Elsewhere Rooibos is drunk as a hot or cold drink without milk but sweetened to taste. Rooibos has an extensive shelf life so you can buy sufficient quantities to store for long periods without any deterioration in its quality, flavor or taste.
Although Rooibos has been known as an herbal tea for centuries, it has only been grown commercially since the 1930s, becoming more widely known in the 1960s and today this pure and natural product is drunk by many around the world.
Rooibos is particularly unique because it is grown only in a small area about 150 miles north of Cape Town in the Cederberg district and no alternative source of supply of this product is available anywhere else in the world.

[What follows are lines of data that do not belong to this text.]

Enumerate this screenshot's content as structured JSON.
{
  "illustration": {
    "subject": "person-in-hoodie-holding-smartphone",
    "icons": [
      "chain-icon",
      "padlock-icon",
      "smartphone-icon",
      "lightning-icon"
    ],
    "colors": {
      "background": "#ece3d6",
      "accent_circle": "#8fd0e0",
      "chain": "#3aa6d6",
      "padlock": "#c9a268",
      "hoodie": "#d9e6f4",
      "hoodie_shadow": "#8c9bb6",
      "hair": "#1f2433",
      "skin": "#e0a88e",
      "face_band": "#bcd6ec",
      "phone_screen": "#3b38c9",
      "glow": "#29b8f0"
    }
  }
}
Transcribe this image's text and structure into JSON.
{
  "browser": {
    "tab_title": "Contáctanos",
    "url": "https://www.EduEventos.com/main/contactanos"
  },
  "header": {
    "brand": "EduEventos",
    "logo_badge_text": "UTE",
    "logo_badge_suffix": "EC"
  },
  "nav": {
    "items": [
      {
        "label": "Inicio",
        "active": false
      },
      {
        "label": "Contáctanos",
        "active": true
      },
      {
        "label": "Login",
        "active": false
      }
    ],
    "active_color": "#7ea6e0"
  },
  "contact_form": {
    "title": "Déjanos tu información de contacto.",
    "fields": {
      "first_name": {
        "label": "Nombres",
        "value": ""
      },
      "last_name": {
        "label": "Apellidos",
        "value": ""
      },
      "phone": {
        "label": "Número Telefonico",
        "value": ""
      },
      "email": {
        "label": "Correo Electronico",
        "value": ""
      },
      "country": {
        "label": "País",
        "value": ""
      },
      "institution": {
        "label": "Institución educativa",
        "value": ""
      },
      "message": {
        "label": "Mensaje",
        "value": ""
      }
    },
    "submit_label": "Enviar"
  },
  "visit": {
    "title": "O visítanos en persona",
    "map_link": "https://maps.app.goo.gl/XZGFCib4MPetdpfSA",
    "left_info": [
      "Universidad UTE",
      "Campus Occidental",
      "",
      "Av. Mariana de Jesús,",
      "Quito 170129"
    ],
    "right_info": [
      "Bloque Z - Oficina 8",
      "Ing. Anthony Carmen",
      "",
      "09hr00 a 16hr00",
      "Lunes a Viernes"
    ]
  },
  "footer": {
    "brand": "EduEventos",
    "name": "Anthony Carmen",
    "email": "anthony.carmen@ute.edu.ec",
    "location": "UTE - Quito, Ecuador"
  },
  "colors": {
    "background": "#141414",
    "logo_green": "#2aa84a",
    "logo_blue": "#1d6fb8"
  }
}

You can find out even more about rooibos tea here.
Breiter, T., Laue, C., Kressel, G., Gröll, S., Engelhardt, U. H., & Hahn, A. (2011, September 15). Bioavailability and antioxidant potential of rooibos flavonoids in humans following the consumption of different rooibos formulations [Abstract]. Food Chemistry, 128(2), 338–347
https://www.ncbi.nlm.nih.gov/pubmed/25212140. (Accessed July 8, 2021).
Canda, B. D., Oguntibeju, O. O., & Marnewick, J. L. (2014, March 11). Effects of consumption of rooibos (Aspalathus linearis) and a rooibos-derived commercial supplement on hepatic tissue injury by tert-Butyl hydroperoxide in Wistar rats. Oxidative Medicine and Cellular Longevity, 2014
https://www.ncbi.nlm.nih.gov/pmc/articles/PMC3967803/. (Accessed July 8, 2021).
Cardiovascular disease and diabetes. (2015, August 30)
https://www.heart.org/en/health-topics/diabetes/why-diabetes-matters/cardiovascular-disease--diabetes#.WaBAmpOGO3V. (Accessed July 8, 2021).
Chuarienthong, P., Lourith, N., & Leelapornpisid, P. (2010, April). Clinical efficacy comparison of anti-wrinkle cosmetics containing herbal flavonoids [Abstract]. International Journal of Cosmetic Science, 32(2), 99–106
https://www.ncbi.nlm.nih.gov/pubmed/20412217 .(Accessed July 8, 2021).